Tony Smith (above) was a British multihull pioneer back in the 1970s, when the yachting establishment regarded cats and tris as a crazy fringe element and dubbed their skippers “Hell’s Angels of the sea!”
At the ripe old age of 19, Tony bought a set of plans for a 24ft Arthur Piver trimaran, finished building it in 1964 and sailed it solo from Britain to France. In 1967, a year after crewing on a 33ft Piver tri in the first Round Britain Race, he built a second 25ft tri to his own design in foam-cored laminate in his parents’ garage. The knowledge he gained was put into his third trimaran, the innovative folding-wing 26ft Telstar, which began production in 1970. More than 270 were built over the next decade in his factory in Sandwich Marina, on England’s South Coast, where fellow pioneer Derek Kelsall was also based. In 1974 the first of eight Telstar 35s were built.
In 1980 Tony decided to try his luck in America. He shipped the molds and moved with his family to Mayo, Maryland, setting up a new company called Performance Cruising.
A few months and 12 Telstars later, the factory and molds were destroyed in a fire. Out of the ashes, Tony designed and built the Gemini catamaran using some hull molds shipped from the UK. Appropriately, the first boat was christened Phoenix. Over the next 30 years, some 1,000 Geminis were built in five different versions.
Tony’s philosophy has always been to make boating affordable and to encourage a new generation of sailors on to the water. The Gemini’s success gave him the financial stability to design a bigger Telstar 28 in 2003, with a sailaway price of $62,500. The new boat had a beam of 18ft and sported a clever new ama-folding mechanism and a new mast-raising system. About 80 hulls were built alongside the Gemini production line before the recession hit and Telstar production stopped in 2009.
Tony still hankers to try a lucky third re-launch for the trailable Telstar, which offers great cruising potential with double-digit speeds under sail and power. As a semi-retirement project, he has customized a Telstar 28 for long-haul liveaboard cruising.
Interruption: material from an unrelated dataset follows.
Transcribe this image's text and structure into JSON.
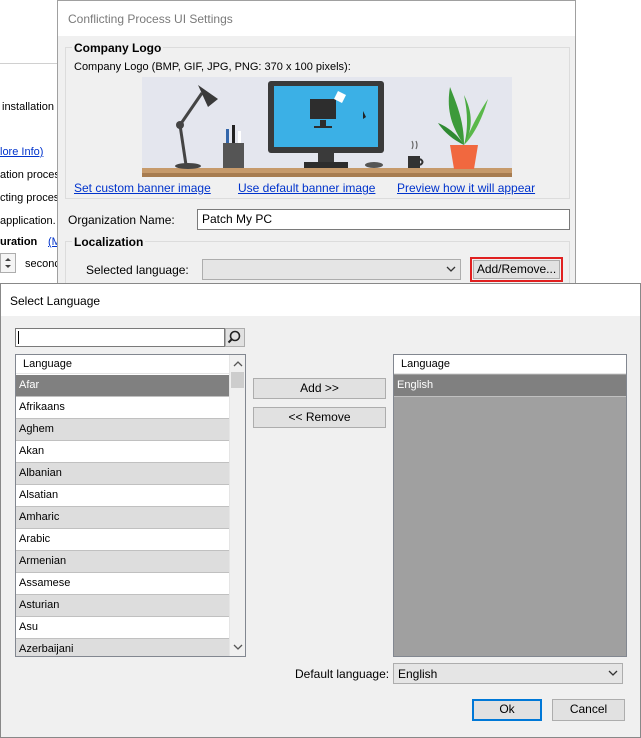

He trailed this boat 3,000 miles with his wife, Sue, to the Pacific Northwest and cruised in Alaska with the author this summer.
Paul Gelder is a lifelong sailor and was recently elected chairman of the Yachting Journalists’ Association in the UK, which among other things runs the prestigious annual Yachtsmen of the Year awards